After a publicized Broadway opening last month, the Tupac Shakur-inspired “Holler If Ya Hear Me” musical is reportedly coming to an end next weekend. #LastCall

According to reports, financial complications will force the production to stop Sunday (July 20).

In a statement on Monday night, one of the lead producers, Eric L. Gold, blamed the show’s closing on “the financial burdens of Broadway” and added, “I was unable to sustain this production longer in order to give it time to bloom on Broadway.” Mr. Gold also recently told Variety that he made a “rookie mistake” by underestimating the amount of capital necessary to keep the $8 million show running. (New York Times)

Producer Eric L. Gold acknowledged how much effort went into “Holler If Ya Hear Me.”

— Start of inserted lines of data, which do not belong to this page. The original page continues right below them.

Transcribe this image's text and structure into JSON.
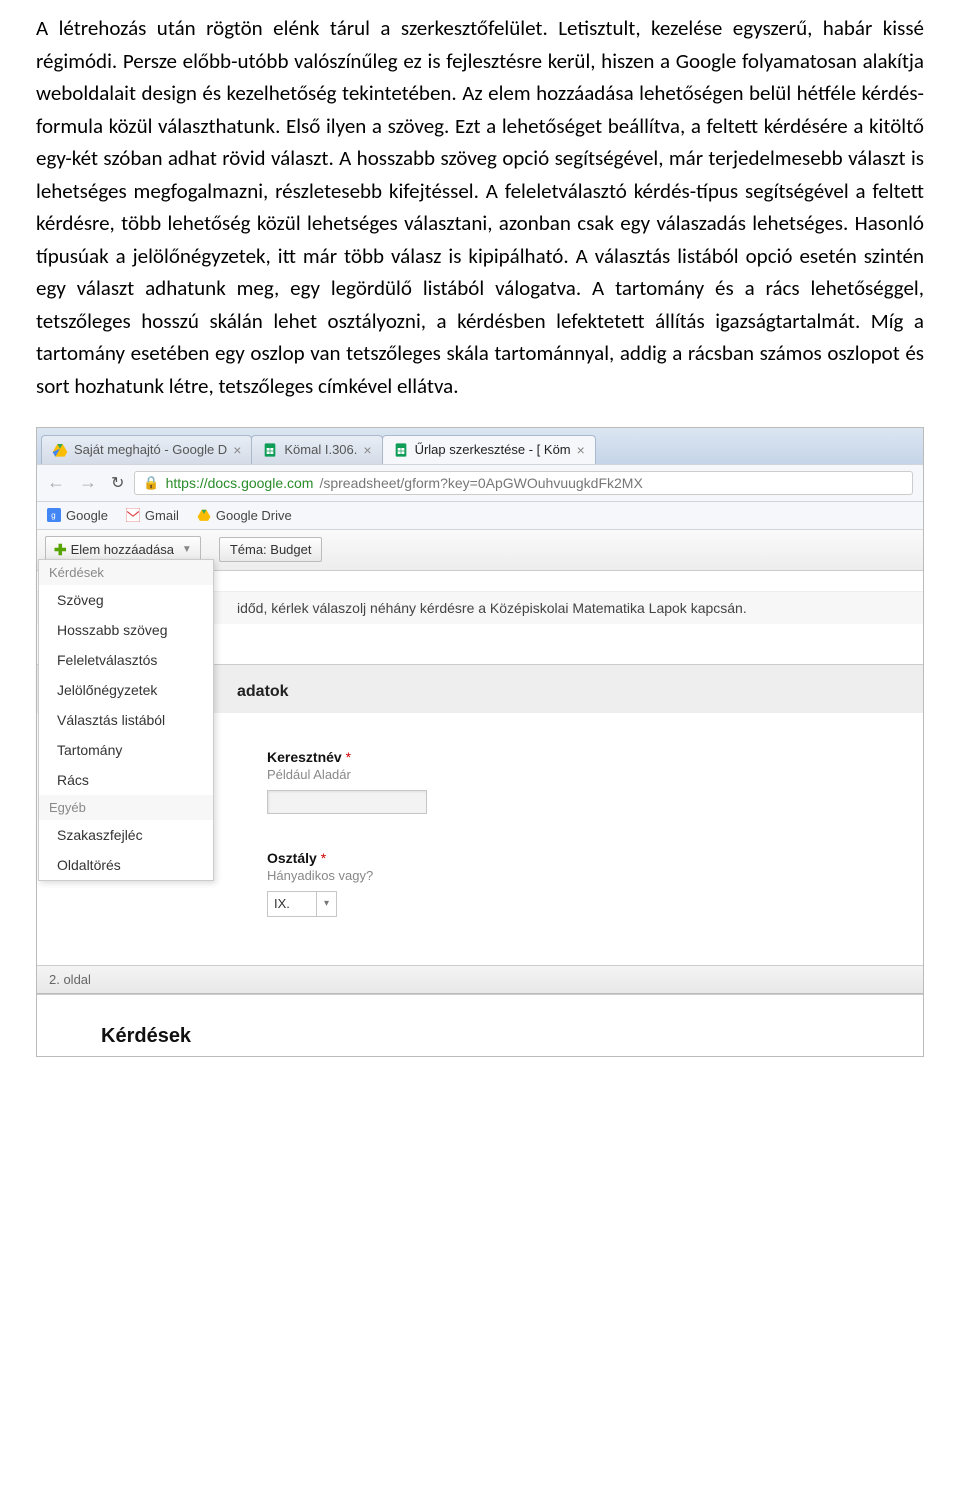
{
  "doc": {
    "paragraph": "A létrehozás után rögtön elénk tárul a szerkesztőfelület. Letisztult, kezelése egyszerű, habár kissé régimódi. Persze előbb-utóbb valószínűleg ez is fejlesztésre kerül, hiszen a Google folyamatosan alakítja weboldalait design és kezelhetőség tekintetében. Az elem hozzáadása lehetőségen belül hétféle kérdés-formula közül választhatunk. Első ilyen a szöveg. Ezt a lehetőséget beállítva, a feltett kérdésére a kitöltő egy-két szóban adhat rövid választ. A hosszabb szöveg opció segítségével, már terjedelmesebb választ is lehetséges megfogalmazni, részletesebb kifejtéssel. A feleletválasztó kérdés-típus segítségével a feltett kérdésre, több lehetőség közül lehetséges választani, azonban csak egy válaszadás lehetséges. Hasonló típusúak a jelölőnégyzetek, itt már több válasz is kipipálható. A választás listából opció esetén szintén egy választ adhatunk meg, egy legördülő listából válogatva. A tartomány és a rács lehetőséggel, tetszőleges hosszú skálán lehet osztályozni, a kérdésben lefektetett állítás igazságtartalmát. Míg a tartomány esetében egy oszlop van tetszőleges skála tartománnyal, addig a rácsban számos oszlopot és sort hozhatunk létre, tetszőleges címkével ellátva."
  },
  "browser": {
    "tabs": [
      {
        "label": "Saját meghajtó - Google D"
      },
      {
        "label": "Kömal I.306."
      },
      {
        "label": "Űrlap szerkesztése - [ Köm"
      }
    ],
    "url_host": "https://docs.google.com",
    "url_path": "/spreadsheet/gform?key=0ApGWOuhvuugkdFk2MX",
    "bookmarks": [
      {
        "label": "Google"
      },
      {
        "label": "Gmail"
      },
      {
        "label": "Google Drive"
      }
    ]
  },
  "toolbar": {
    "add_label": "Elem hozzáadása",
    "theme_label": "Téma: Budget"
  },
  "menu": {
    "header1": "Kérdések",
    "items1": [
      "Szöveg",
      "Hosszabb szöveg",
      "Feleletválasztós",
      "Jelölőnégyzetek",
      "Választás listából",
      "Tartomány",
      "Rács"
    ],
    "header2": "Egyéb",
    "items2": [
      "Szakaszfejléc",
      "Oldaltörés"
    ]
  },
  "form": {
    "desc_fragment": "időd, kérlek válaszolj néhány kérdésre a Középiskolai Matematika Lapok kapcsán.",
    "section_title_fragment": "adatok",
    "q1": {
      "title": "Keresztnév",
      "help": "Például Aladár"
    },
    "q2": {
      "title": "Osztály",
      "help": "Hányadikos vagy?",
      "value": "IX."
    },
    "page_marker": "2. oldal",
    "page2_header": "Kérdések"
  }
}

In his statement on Monday, Mr. Gold said: “We are so proud to be a part of this ground-breaking production. The cast, musicians, production and creative teams gave more than just their professional excellence but contributed their passion as well. My hope is that a production of this caliber, powerful in its story-telling, filled with great performances and exciting contemporary dance and music will eventually receive the recognition it deserves.” He added, “Tupac’s urgent socially important insights and the audiences’ nightly rousing standing ovations deserve to be experienced by the world.” (New York Times)

Prior to being shot down, reports claimed poor ticket sales would have the musical end last month.

Looks like some prime Broadway real estate is about to become available. “Holler if Ya Hear Me,” the Tupac Shakur musical that opened Thursday at the Palace, may throw in the towel Sunday, production sources say. The show — henceforth to be known as “Holler If Anybody Buys a Ticket” — took in a measly $170,000 last week, making it the lowest-grossing show on Broadway. (NY Post)

Reports also claimed the vast majority of attendees were middle-aged women.

Broadway insiders doubt a rap musical can make it on Broadway, especially without a star above the title. “There is no demographic for this show,” says a veteran producer. “Middle-aged women buy the bulk of tickets, and they’re listening to ‘Tapestry,’ not ‘All Eyez on Me.’ ” (NY Post)